After a long day of training with my Guide Dog we are both tucked up in bed early and I thought this would be the perfect time to write a blog post! I knew it would be tiring but not this tiring! Today we have been through an obstacle course and have done some traffic awareness walks. Over three days I think I have walked at least 14 miles! I haven’t walked for any length of time for about a year so my legs do not like me at the moment. Overall I am on course to pass training and get our certificate in just over a week if all goes well! Getting a dog has really got my day into a routine and has given me a harsh reality check, I not only have myself to get up in the morning but I also have a little puppy to think about who wants feeding and loving in return for her guiding. I think once training is over and it’s just me and Olga getting around together it will be so worth everything, all the learning and frustration will equal a great partnership. People don’t realise how much effort it takes to train a Guide Dog. There are so many instructors that take time to make sure they are stopping at every curb, being obedient, moving out of the way of obstacles, enforcing commands such as no sniffing, making them wait for their food until you blow a whistle and much more! All this costs £50,000 pounds and there are some people I know that don’t work their dog so they forget every bit of their training, there are owners that let them on sofas and forget to blow the whistle for food time and then blame the naughty behaviour on the dog, but it’s not the dogs fault, it’s theirs. If anyone is reading and considering having a guide dog, they are the most rewarding things ever but only in return for your input. If you aren’t prepared to work it at least 5 days a week, to feed it, to let it out 5 times a day and to enforce commands then it isn’t right for you.

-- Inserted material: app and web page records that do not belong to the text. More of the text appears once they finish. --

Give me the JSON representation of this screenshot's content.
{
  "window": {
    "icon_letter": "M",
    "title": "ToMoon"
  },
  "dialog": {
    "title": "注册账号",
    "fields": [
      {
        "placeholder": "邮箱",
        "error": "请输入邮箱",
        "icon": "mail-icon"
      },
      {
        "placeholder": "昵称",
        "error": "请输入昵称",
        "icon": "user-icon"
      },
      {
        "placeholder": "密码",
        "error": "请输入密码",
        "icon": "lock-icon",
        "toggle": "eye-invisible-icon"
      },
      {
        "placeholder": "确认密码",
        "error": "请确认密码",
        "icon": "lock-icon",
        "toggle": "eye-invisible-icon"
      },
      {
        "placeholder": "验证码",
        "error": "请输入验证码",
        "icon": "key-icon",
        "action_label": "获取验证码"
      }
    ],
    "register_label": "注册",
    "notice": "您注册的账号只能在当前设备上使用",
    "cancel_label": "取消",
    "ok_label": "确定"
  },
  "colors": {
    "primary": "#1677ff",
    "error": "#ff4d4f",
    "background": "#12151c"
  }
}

Dog V.S. cane? I have been a cane user for 5 years, not a consistent one until last year but nevertheless a cane user. In my opinion there is no question that I would choose a dog over my cane as it’s just so much faster to get around. The down sides of a cane include snagging on pavements and concrete, this causes the cane to get stuck in the flooring and hit you in the stomach which is unexpectedly painful if you don’t know when it’s coming. I personally feel a little more vulnerable with a cane as it’s just you and a stick at the end of the day and you have to rely on knowing what the texture of different floorings feel like. It takes more brain power to think about what you are passing and what you are passing next at the same time. It gives me a massive headache! With a dog they lead you around all the obstacles of the pavement and get you to every curb so you can plan routes by counting the number of curbs you pass therefore it’s very quick. I may be biased now as I have a dog but this is just my opinion on independent travel, the dog takes more work but you get everywhere quicker without having to think about bumping into obstacles as well as getting to your destination. My Guide Dog leads me through busy train stations and on trains reducing my anxiety. I would never go to a busy area with my cane as in my mind there are too many things to go wrong!
Other exciting news!! I cannot believe that I am on 1000 subscribers! Thank you guys so much for watching and listening! I really appreciate it. I am reading all your comments on my videos but I can’t reply as quickly because I am training all week. I will film a vlog answering the questions so I will let you know when that’s up 🙂
Thanks so much for reading, I will now go and feed my snoring dog!